℟. Lord, you are worthy to take the scroll and to break open its seals, for you were slain,* and by your death you purchased us for God, alleluia.
℣. You have made us a kingdom of priests to serve our God,* and by your death you purchased us for God, alleluia.

  Præsta, quǽsumus, omnípotens Deus, ut, qui resurrectiónis domínicæ mystéria cólimus, redemptiónis nostræ suscípere lætítiam mereámur.
Per Dóminum nostrum Iesum Christum, Fílium tuum,
qui tecum vivit et regnat in unitáte Spíritus Sancti, Deus,
per ómnia sǽcula sæculórum.
Let us pray.
Grant, we pray, almighty God,
  that we who celebrate the mystery of our Lord’s resurrection
  may enter upon the joy of our redemption.
Through our Lord Jesus Christ, your Son,
who lives and reigns with you in the unity of the Holy Spirit,
God, for ever and ever.

Benedicámus Dómino.
– Deo grátias.
Let us praise the Lord.
– Thanks be to God.

The psalms and canticles here are our own translation from the Latin. The Grail translation of the psalms, which is used liturgically in most of the English-speaking world, cannot be displayed on the Web for copyright reasons. The Universalis apps and programs do contain the Grail translation of the psalms.

You can also view this page in English only.

Local calendars

General Calendar




Copyright © 1996-2024 Universalis Publishing Limited: see www.universalis.com.
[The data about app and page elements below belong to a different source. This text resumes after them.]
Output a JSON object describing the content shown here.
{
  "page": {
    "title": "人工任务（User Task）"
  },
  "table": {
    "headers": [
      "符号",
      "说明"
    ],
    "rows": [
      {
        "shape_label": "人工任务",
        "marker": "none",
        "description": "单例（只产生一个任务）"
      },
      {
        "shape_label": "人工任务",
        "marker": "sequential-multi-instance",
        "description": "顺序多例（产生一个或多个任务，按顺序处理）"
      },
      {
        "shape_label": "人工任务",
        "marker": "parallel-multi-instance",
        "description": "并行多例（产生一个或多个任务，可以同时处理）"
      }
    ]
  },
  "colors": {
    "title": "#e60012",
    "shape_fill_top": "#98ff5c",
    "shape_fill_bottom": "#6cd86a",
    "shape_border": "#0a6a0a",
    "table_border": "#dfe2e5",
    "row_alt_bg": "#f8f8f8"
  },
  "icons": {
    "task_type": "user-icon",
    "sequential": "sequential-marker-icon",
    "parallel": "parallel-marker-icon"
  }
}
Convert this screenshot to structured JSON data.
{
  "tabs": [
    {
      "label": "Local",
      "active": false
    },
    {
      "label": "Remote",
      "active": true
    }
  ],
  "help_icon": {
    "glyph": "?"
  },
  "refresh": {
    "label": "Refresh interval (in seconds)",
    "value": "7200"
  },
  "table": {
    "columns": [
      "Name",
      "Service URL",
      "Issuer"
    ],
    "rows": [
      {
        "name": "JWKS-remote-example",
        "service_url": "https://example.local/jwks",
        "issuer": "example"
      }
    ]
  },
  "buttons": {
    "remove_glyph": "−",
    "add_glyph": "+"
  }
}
Scripture readings from the Jerusalem Bible are published and copyright © 1966, 1967 and 1968 by Darton, Longman & Todd, Ltd and Doubleday, a division of Random House, Inc, and used by permission of the publishers.
This web site © Copyright 1996-2024 Universalis Publishing Ltd · Contact us · Cookies/privacy